We left Honolulu on Sunday night heading for Montana where we were planning to pick up both the truck and trailer, get it setup, and drive it to Oregon for winter storage. We were full of anticipation on our mid afternoon arrival on Monday, ready to start our exciting new adventure. Our truck salesman had graciously offered to pick us up at the airport and carry us to the dealership to take possession of our ” new ” used truck. Our intent was to pick up the truck, go by the sound guy to get our instructions on the back up camera and sensor systems he had installed, and then head to the RV dealership for our walk through on the trailer. We assumed ( there’s that dreaded word again ) that he would be picking us up in our truck, so when he drove up in another vehicle, that uh-oh feeling struck, and sure enough the first thing out of his mouth was, ” Well …. there’s a little bit of a problem.” Apparently, the hitch which had finally come in on Saturday, had come in with some incorrect parts, and the correct ones were being overnighted. Our first thought of course was that we had an instructor coming in from Utah expecting to start a driving lesson first thing Wednesday morning, the next thought was concern about making our flight out of Portland later that week. Without that hitch we were completely stuck.
After a bit of time at the truck dealership, who was kind enough to give us a loaner vehicle, we had just enough time to get by the sound guy’s place, but unfortunately not enough for our RV walk through. Since we didn’t have the truck, not getting the trailer was a non-issue.
We woke up the next morning full of excitement and hope that all the pieces would fall into place, and we’d be official RVers. Expecting to find our trailer all clean, shiny and ready to rumble, we drove into the dealership to find that unfortunately, that wasn’t the case. In fact, it wasn’t any of those. Our walk through found lights out, stove burners not working, generator problems, inverter problems, awning problems, fireplace problems, and of the 3 things extra that we had asked them to do, only 1 had been completed. Needless to say, the entire day was spent at the dealership waiting while they worked to fix the numerous problems. By 2pm the hitch parts were there, and by 5pm, we were in possession of our truck, but the trailer wasn’t even close to being ready. Our instructor had arrived and wanted to get the power point part of the lesson done that evening so we could start the driving portion first thing in the morning.
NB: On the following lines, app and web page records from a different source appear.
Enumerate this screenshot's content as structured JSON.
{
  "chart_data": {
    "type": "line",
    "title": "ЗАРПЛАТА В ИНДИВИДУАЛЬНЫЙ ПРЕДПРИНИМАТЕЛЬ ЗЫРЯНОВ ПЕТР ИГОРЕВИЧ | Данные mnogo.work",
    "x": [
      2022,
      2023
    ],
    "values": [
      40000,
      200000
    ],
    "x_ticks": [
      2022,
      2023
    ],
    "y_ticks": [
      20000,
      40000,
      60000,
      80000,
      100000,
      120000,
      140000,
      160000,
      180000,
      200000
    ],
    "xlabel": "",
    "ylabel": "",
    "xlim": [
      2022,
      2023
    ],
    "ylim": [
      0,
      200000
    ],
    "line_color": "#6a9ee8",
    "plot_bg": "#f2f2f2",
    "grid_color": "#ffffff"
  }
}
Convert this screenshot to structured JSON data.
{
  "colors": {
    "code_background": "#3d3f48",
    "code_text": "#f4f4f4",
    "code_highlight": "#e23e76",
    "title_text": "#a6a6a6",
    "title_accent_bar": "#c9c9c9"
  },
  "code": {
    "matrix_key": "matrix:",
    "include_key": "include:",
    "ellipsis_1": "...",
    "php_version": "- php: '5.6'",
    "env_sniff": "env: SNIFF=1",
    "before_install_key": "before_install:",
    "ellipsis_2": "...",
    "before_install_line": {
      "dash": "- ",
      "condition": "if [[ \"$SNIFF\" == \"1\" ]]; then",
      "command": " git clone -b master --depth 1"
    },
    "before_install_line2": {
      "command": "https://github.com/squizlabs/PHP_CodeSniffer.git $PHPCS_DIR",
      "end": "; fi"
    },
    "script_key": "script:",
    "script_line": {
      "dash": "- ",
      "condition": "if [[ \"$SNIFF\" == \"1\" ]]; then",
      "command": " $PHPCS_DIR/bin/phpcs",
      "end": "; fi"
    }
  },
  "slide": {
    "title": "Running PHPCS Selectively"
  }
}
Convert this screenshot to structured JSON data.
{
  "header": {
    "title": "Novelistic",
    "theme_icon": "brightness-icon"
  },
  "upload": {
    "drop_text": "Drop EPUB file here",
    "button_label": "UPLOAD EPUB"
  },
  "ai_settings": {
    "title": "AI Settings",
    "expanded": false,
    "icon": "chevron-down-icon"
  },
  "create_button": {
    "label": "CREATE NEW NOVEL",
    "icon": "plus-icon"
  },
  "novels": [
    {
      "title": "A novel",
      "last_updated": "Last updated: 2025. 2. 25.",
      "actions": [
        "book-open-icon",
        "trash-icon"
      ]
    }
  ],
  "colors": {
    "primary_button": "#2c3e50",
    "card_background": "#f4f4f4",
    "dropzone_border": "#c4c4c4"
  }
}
He helped us get the trailer into an RV park for the night, went through the power point, and bid us Good Evening at about 9:30pm. We grabbed a quick bite, headed to WalMart to pick up a few essentials; pillows, towels, soap etc., and finally hit the hay about 2am.
6am came very early, and very cold. We hadn’t learned yet how to work the heater, and one thing most RV’s aren’t, is insulated, burrrrr. After numerous attempts to get the 5th wheel hitch hooked up ( more about that later ), we were on the road. The instructor found a large empty parking area at a school to use for the training which was a fabulous way to get started. Don aced it, he was a natural, and in a couple hours, the instructor took him on the streets for the real challenge of driving with a monster on your tail. By noon, we said our goodbye’s and headed back to the dealership so they could try and finish up the repair work. At the end of the day the lights, fireplace, awning, and stove had been repaired, and they had finished the install of the coffee pot. The generator, and inverter still were not working, and the washlets were not installed, but we were out of time. In order to make our flight, we had to get on the road first thing in the morning. The good news is that we learned about the heater, so we had a very warm and comfortable sleep, something we desperately needed at that point, especially when we had such a big day ahead.
To be continued …
By the way, the video is Don’s first attempt at parallel parking. I was so impressed, I have a hard time doing that with a little car. The man walking by the truck was our driving instructor John Hanson with RV Basic Training. He was a great teacher and a lovely man. We highly recommend this type of training to all our fellow newbies.
Mission Positive Films